By Josh Martin, Sports Editor
By the time this paper is published, there will have been dozens of signings due to the July 1 free-agent market frenzy (you can keep up to date with these signings and how they are swaying the public’s response by checking the latest NHL odds over at Betfair). However, with that said, and with respect to the players, here’s a look at some major headline deals this past week that simply cannot be unnoticed.
Last Friday, goaltender Cory Schneider officially signed a three-year contract with the Vancouver Canucks worth $12 million. This signing finally ends speculation of the goaltender controversy that was taking over the city of Vancouver, and means that Roberto Luongo will be on his way out. The former captain and saviour of the Canucks, who arguably turned the team around post-Naslund and Crawford days, has been rumoured to be leaning towards a trade with former team—and home town—the Florida Panthers, according to TSN. GM Mike Gillis, however, has said that he is in no hurry to make a trade and will wait until the best possible offer comes up, which could possibly be as late as August.
The Pens locked up superstar—and the face of the NHL—Sidney Crosby with a 12-year $104.4-million contract which will pay him $8.7 annually, the same amount of money that he was making on his last five-year contract. Crosby is the only player in the NHL to wear the number 87, he was also born on 8/7 in 1987. He is the second-highest-paid player in the NHL along with teammate Evgeni Malkin, only behind Caps star Alex Ovechkin (who makes an average of $9.53 million a year). It is pretty safe to say that he will be a Penguin for the rest of his career. Crosby has 223 goals and 609 points in 434 career NHL games.

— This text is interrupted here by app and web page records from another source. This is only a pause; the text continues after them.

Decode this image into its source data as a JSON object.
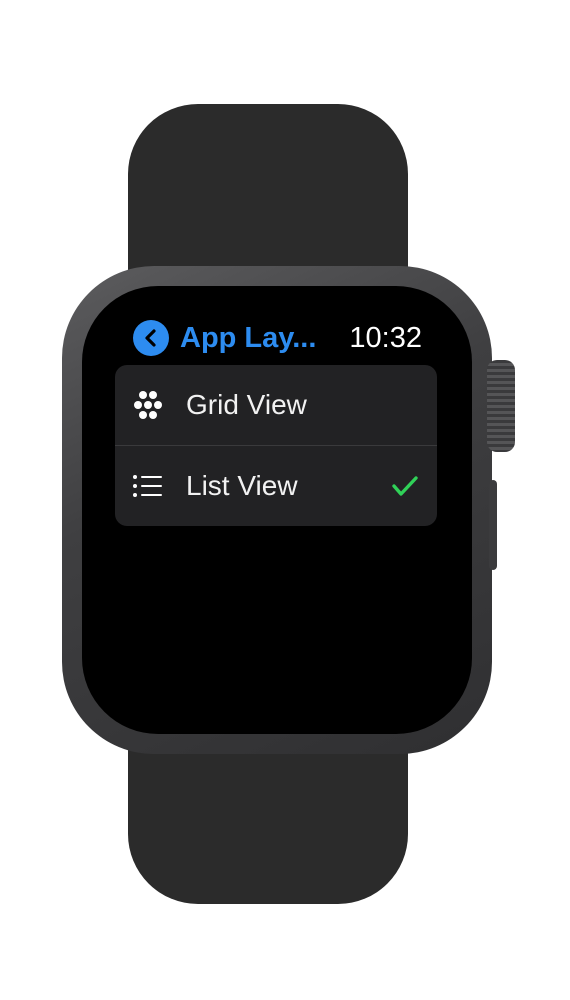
{
  "header": {
    "back_icon": "chevron-left-icon",
    "title": "App Lay...",
    "time": "10:32"
  },
  "options": [
    {
      "label": "Grid View",
      "icon": "grid-dots-icon",
      "selected": false
    },
    {
      "label": "List View",
      "icon": "list-icon",
      "selected": true
    }
  ],
  "colors": {
    "accent": "#2d8cf0",
    "checkmark": "#30d158",
    "row_background": "#222224"
  }
}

Another big signing was with goaltender of the year, Jonathan Quick, who signed a 10-year contract with the LA Kings worth a reported $58 million. The 26-year-old took home the Conn Smythe Trophy, the Stanley Cup, and was a finalist for the Vezina Trophy after putting up spectacular numbers in the regular season with a .929 save percentage, a 1.95 goals against average, and 10 shutouts in 72 games.

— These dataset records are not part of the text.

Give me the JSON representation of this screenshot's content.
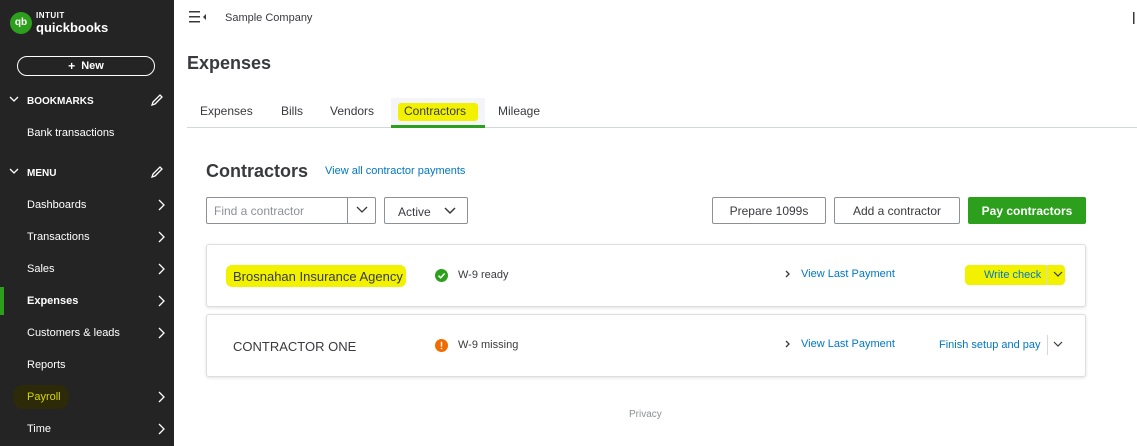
{
  "brand": {
    "intuit": "INTUIT",
    "product": "quickbooks",
    "badge": "qb",
    "accent": "#2ca01c"
  },
  "sidebar": {
    "new_label": "New",
    "bookmarks": {
      "label": "BOOKMARKS",
      "items": [
        {
          "label": "Bank transactions"
        }
      ]
    },
    "menu": {
      "label": "MENU",
      "items": [
        {
          "label": "Dashboards"
        },
        {
          "label": "Transactions"
        },
        {
          "label": "Sales"
        },
        {
          "label": "Expenses",
          "active": true
        },
        {
          "label": "Customers & leads"
        },
        {
          "label": "Reports"
        },
        {
          "label": "Payroll",
          "highlighted": true
        },
        {
          "label": "Time"
        }
      ]
    }
  },
  "topbar": {
    "company": "Sample Company"
  },
  "page": {
    "title": "Expenses"
  },
  "tabs": [
    {
      "label": "Expenses"
    },
    {
      "label": "Bills"
    },
    {
      "label": "Vendors"
    },
    {
      "label": "Contractors",
      "active": true
    },
    {
      "label": "Mileage"
    }
  ],
  "contractors": {
    "title": "Contractors",
    "view_all_link": "View all contractor payments",
    "search": {
      "placeholder": "Find a contractor",
      "value": ""
    },
    "filter": {
      "selected": "Active"
    },
    "buttons": {
      "prepare_1099s": "Prepare 1099s",
      "add_contractor": "Add a contractor",
      "pay_contractors": "Pay contractors"
    },
    "rows": [
      {
        "name": "Brosnahan Insurance Agency",
        "status": "W-9 ready",
        "status_color": "#2ca01c",
        "view_last": "View Last Payment",
        "action": "Write check"
      },
      {
        "name": "CONTRACTOR ONE",
        "status": "W-9 missing",
        "status_color": "#ef6c00",
        "view_last": "View Last Payment",
        "action": "Finish setup and pay"
      }
    ]
  },
  "footer": {
    "privacy": "Privacy"
  },
  "colors": {
    "sidebar_bg": "#242424",
    "link": "#0077c5",
    "highlight": "#f2f200"
  }
}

On a side note, the league and NHL Players’ Association announced the cap would increase from $64.3 million to $70.2 million and the lower limit which teams must spend will also rise from $48.3 million to $54.2 million. This will all take place after a new collective bargaining agreement is signed. The current CBA expires on September 15.